[Activity] Find every line in the entries that holds the string "label" and report it.

[Entries provided]
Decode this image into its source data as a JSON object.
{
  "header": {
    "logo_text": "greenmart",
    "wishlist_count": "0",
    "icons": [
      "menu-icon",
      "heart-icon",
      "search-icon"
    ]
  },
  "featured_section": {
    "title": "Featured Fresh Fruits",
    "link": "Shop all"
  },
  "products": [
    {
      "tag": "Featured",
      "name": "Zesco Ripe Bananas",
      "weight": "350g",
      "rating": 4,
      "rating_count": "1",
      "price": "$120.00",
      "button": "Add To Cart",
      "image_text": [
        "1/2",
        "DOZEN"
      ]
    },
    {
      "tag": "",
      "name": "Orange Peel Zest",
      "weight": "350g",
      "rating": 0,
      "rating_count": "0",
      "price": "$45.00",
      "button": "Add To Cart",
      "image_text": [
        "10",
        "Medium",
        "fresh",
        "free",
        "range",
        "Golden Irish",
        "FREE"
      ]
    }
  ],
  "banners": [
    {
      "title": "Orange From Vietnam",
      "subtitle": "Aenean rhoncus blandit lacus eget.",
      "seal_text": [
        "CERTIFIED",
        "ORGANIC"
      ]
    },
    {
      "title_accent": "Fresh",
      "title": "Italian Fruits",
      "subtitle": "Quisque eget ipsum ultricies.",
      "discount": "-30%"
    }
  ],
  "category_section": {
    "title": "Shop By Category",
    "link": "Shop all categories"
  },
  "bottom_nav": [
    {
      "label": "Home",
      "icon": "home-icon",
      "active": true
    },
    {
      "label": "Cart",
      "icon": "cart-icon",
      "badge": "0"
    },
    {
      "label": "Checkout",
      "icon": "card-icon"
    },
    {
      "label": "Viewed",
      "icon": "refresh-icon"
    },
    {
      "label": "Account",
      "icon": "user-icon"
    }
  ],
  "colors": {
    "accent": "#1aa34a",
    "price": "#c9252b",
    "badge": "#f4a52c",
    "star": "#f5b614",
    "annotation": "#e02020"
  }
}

[Written answer]
      "label": "Home",
      "label": "Cart",
      "label": "Checkout",
      "label": "Viewed",
      "label": "Account",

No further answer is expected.